EXERCISE GOAL — The records follow. Filter them to the lines that hold "Frank".

Data records for software interfaces —
--
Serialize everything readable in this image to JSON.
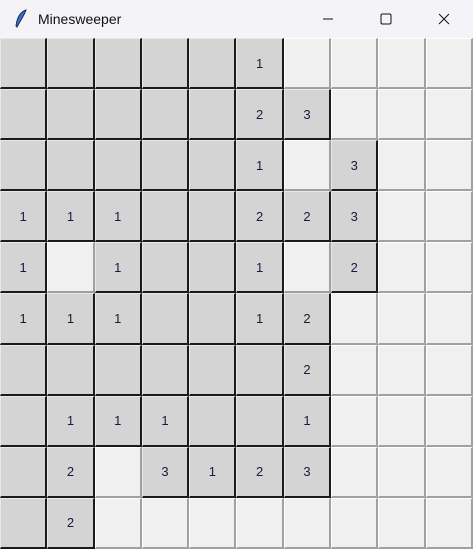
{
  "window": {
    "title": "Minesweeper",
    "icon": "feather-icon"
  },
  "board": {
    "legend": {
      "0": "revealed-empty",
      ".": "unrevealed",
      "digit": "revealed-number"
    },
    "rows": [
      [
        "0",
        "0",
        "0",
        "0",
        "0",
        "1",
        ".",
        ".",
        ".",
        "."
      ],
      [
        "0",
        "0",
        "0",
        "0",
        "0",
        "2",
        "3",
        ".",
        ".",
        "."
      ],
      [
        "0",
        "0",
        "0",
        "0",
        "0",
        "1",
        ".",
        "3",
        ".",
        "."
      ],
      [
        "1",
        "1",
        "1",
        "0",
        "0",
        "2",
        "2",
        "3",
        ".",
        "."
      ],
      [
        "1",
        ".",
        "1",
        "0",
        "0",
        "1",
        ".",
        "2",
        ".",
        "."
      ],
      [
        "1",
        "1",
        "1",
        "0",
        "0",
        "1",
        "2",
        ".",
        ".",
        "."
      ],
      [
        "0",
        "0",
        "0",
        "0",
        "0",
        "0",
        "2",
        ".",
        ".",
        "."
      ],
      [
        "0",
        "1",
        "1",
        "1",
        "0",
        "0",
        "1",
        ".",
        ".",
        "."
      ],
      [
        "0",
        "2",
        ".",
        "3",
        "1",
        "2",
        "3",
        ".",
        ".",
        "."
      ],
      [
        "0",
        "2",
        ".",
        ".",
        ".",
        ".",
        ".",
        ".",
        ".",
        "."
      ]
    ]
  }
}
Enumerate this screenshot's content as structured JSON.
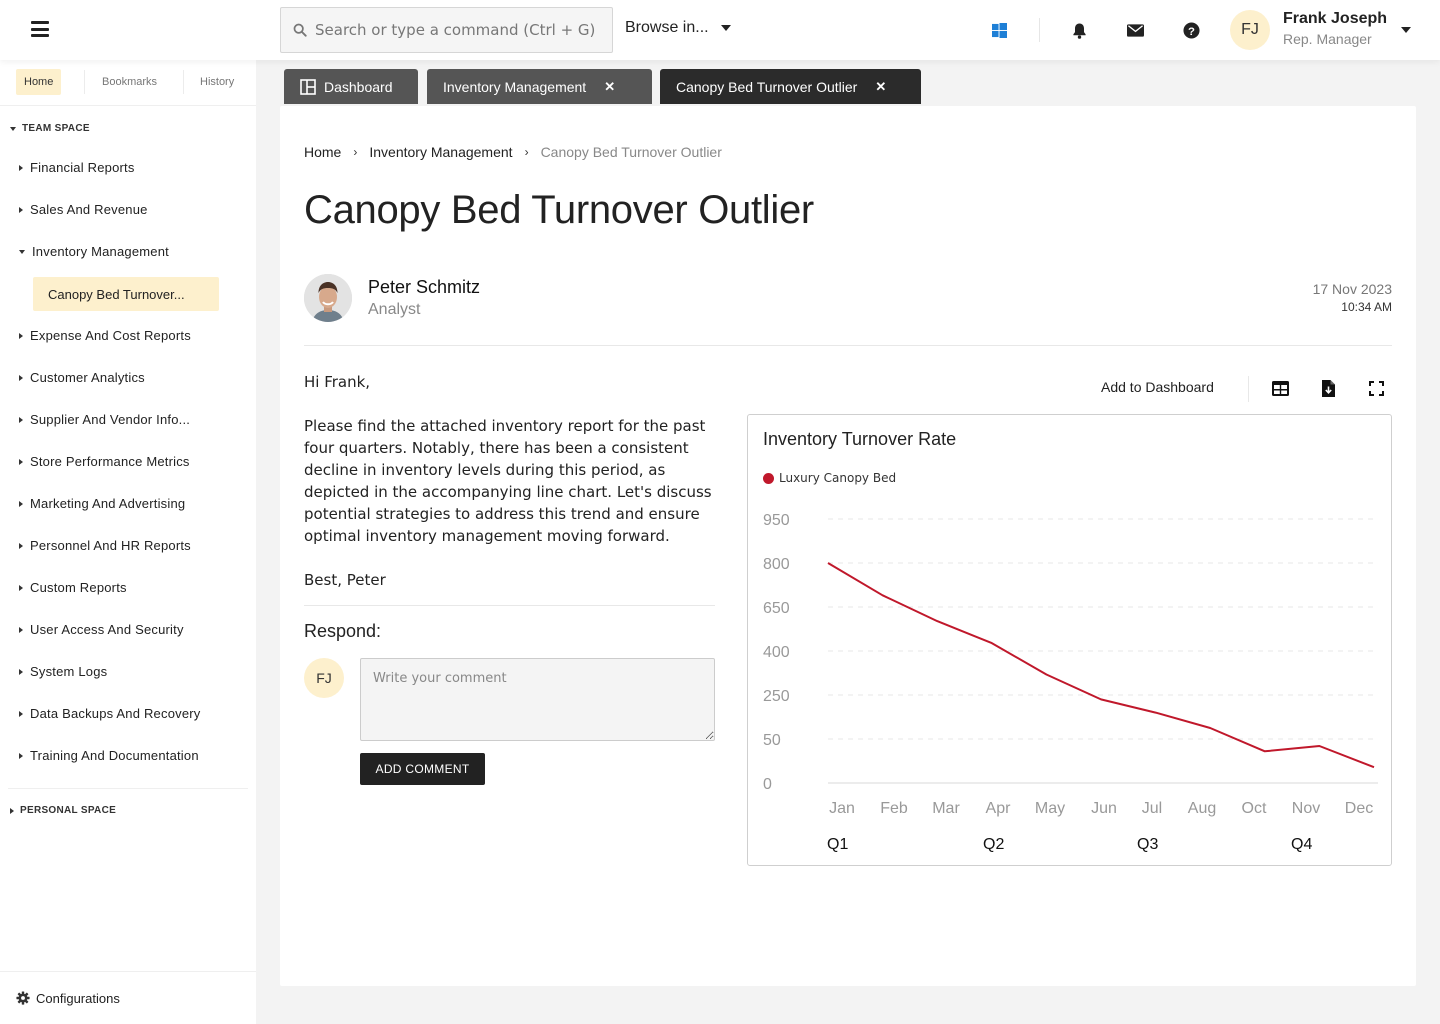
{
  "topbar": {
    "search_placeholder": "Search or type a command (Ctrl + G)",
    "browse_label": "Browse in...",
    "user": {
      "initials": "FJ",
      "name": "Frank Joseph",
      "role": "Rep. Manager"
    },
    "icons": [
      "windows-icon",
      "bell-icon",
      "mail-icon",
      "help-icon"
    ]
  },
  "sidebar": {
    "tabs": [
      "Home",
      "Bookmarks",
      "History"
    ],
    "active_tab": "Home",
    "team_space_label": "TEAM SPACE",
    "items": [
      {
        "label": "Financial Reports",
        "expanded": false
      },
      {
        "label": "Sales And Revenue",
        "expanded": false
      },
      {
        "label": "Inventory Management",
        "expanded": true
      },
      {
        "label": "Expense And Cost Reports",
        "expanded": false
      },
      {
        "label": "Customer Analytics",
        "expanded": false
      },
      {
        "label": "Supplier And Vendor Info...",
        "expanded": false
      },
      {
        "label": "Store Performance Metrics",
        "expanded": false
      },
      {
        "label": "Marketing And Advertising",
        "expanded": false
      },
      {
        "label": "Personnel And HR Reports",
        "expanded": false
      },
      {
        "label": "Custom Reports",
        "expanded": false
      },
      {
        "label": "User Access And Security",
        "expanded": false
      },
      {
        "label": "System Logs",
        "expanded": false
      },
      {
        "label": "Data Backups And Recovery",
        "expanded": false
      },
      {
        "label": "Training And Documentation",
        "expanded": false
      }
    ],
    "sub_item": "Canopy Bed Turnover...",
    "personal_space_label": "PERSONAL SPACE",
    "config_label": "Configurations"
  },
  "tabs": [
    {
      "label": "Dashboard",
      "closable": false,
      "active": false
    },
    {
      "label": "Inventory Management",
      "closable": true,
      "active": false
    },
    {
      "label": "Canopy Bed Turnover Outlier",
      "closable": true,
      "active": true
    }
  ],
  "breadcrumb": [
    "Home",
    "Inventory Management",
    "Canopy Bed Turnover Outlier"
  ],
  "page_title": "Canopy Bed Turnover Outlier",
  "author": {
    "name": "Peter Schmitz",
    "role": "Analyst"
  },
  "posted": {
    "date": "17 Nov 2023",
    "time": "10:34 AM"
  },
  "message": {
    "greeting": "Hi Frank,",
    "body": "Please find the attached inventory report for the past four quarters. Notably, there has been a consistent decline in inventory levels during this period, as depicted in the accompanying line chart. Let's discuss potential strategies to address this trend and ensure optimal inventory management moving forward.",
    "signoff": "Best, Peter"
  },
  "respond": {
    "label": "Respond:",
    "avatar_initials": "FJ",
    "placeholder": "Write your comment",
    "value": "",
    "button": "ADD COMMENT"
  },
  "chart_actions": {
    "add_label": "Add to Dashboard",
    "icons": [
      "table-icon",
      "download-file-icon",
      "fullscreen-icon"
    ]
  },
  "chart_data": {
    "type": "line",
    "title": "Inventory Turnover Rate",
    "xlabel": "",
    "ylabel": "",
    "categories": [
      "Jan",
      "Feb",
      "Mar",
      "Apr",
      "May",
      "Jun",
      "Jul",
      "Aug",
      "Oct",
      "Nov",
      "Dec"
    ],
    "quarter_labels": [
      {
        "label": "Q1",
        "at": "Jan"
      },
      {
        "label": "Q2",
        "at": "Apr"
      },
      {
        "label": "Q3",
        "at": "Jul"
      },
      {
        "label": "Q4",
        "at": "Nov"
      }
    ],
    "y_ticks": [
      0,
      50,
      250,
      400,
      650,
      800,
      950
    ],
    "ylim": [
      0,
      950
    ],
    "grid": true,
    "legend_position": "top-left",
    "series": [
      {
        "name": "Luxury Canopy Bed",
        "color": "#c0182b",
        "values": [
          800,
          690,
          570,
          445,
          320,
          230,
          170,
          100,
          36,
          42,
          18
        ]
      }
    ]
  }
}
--
SOLUTION TO THIS EXERCISE —
      "name": "Frank Joseph",
    "greeting": "Hi Frank,",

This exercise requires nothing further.